The iPad and its entourage of Android tablets have introduced a new style of computing, confronting designers with unfamiliar aches and pains. Learn the symptoms (and fixes) for a range of new-to-the-world iPad interface ailments, including Greedy Pixel Syndrome, the dreaded Frankeninterface, and the "I Can't Believe It's Not Butter" bait and switch. Explore practical techniques and eye-opening gotchas of tablet interface design, all grounded in the ergonomics, context, psychology, and nascent culture of these new devices (both iOS and Android). The presentation inoculates you against common problems with close-up looks at successful iPad apps from early sketches to final design. Genial bedside manner is administered by Josh Clark, author of the O'Reilly books "Tapworthy: Designing Great iPhone Apps" and "Best iPhone Apps: A Guide for Discriminating Downloaders."
by Joanna Wiebe
Time flies like an arrow; fruit flies like a banana. I agree about the banana, but I'm not so sure about the arrow. What is the shape of time? Our online calendars, clocks and other models of time often are designed with the understanding that time is a forward-moving arrow. This sounds logical to the Western, English-speaking scientific mind. However, not everyone conceptualizes time as a relentless hurtling forward. Some cultures understand time as a fractal, a spiral, a mandala, a cycle. And a child, playing with the same toy over and over again, lives in a single seamless moment from dawn to dusk. Visualizing temporality is a fundamental issue in interaction design today. For example, we are looking at a future where our work must be useful for both Eastern and Western audiences, who differ in time-oriented cultural traits such as long-term vs. short-term orientation.
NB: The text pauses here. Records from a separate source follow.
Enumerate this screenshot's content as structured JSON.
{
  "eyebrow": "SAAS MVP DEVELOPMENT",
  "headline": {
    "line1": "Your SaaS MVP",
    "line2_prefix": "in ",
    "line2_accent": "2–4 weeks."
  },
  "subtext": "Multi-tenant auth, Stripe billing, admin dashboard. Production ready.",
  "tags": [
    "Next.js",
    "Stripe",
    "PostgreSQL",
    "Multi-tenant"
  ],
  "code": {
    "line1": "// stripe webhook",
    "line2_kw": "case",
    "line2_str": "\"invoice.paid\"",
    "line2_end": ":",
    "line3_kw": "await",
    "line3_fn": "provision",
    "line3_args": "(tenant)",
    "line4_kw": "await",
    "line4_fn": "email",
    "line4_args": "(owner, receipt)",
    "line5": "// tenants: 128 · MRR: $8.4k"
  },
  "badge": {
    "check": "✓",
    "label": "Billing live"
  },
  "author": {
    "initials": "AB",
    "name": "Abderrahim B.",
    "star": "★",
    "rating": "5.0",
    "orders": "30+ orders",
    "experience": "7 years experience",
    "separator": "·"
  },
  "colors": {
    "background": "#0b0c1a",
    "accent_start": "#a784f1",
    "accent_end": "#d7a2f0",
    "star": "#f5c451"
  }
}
We also need to be able to provide tools to differentiate the personal, bodily-felt experience of time from clock time. We may want to expand our customers' perception of time, to invite them to stay in the Deep Present. Our beliefs about time and its passage profoundly affect the design of software and interactive media. It's time for interaction designers to understand deeply how our customers know time, whether as an arrow, a spiral or a squiggle. How people slice and dice nature into concepts is fundamental to designing tools people can use to successfully live on the earth, for a long time.
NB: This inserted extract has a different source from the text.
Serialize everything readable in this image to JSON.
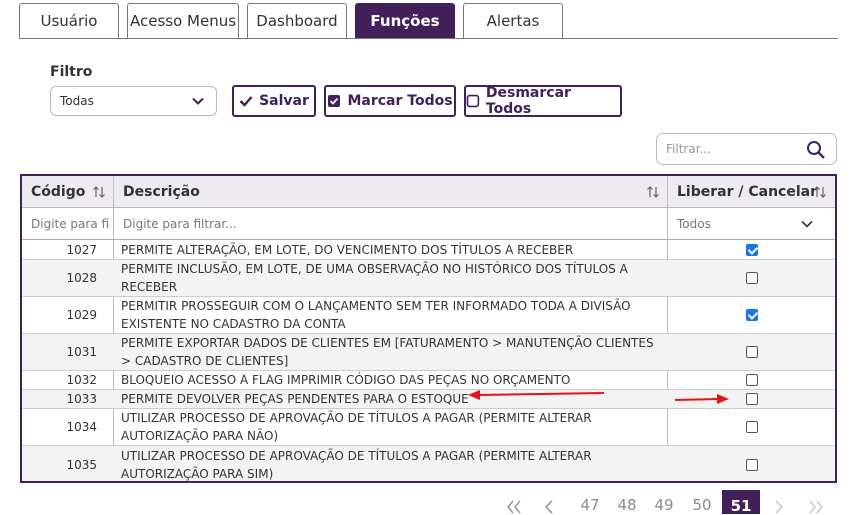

by Khoi Vinh
Everyone's using grids, and grid tools and frameworks are everywhere. But do you truly understand the ins and outs of this powerful design principle, and how it's changing along with new media and platforms? Chances are most digital designers have only a cursory knowledge of the grid's concepts and best practices, overlooking the tremendous value that truly smart grid usage brings.
In this expansive sequel to his famous 2006 SXSWi talk "Grids Are Good," designer and grid expert Khoi Vinh (NYTimes.com, Subtraction.com) will give a bracing tour of the many ideas packed into his forthcoming book "Ordering Disorder: Grid Principles for Web Design." This solo talk will span the history of grids, take a brass-tacks tour of best practices, and look ahead at some of the most enlightening and innovative thinking that's shaping grid thinking in the future.
For every design change you make affecting your user’s experience, do you know if you’re having a positive or negative impact? Are you adding to your organization’s bottom line or eroding it? Are you sure? Or, are you like most design teams who release work through a ramshackle process made up of politics, prayer, and paralysis?
The health of the business must be the highest priority for designers. With a plethora of fast and cheap analytics tools available that bring us the ability to measure almost anything, we have no excuse not to be measuring every design change we make. From a/b testing small interface tweaks to measuring time-on-site for new users to measuring user satisfaction over long time periods, we can know more about the people who use our software than ever before.
In this talk, Joshua Porter will provide you with a simple, easy framework for metrics-driven design. By using a combination of research methods as well as powerful new tracking tools, Josh will show you how to align your design priorities with what keeps you in business. You will come away from this talk with a clear idea of what metrics are most important, which ones to focus on, and which ones to ignore. So don’t drive blindly: use metrics-driven design to make sure the impact you’re having is a positive one.
11th–15th March 2011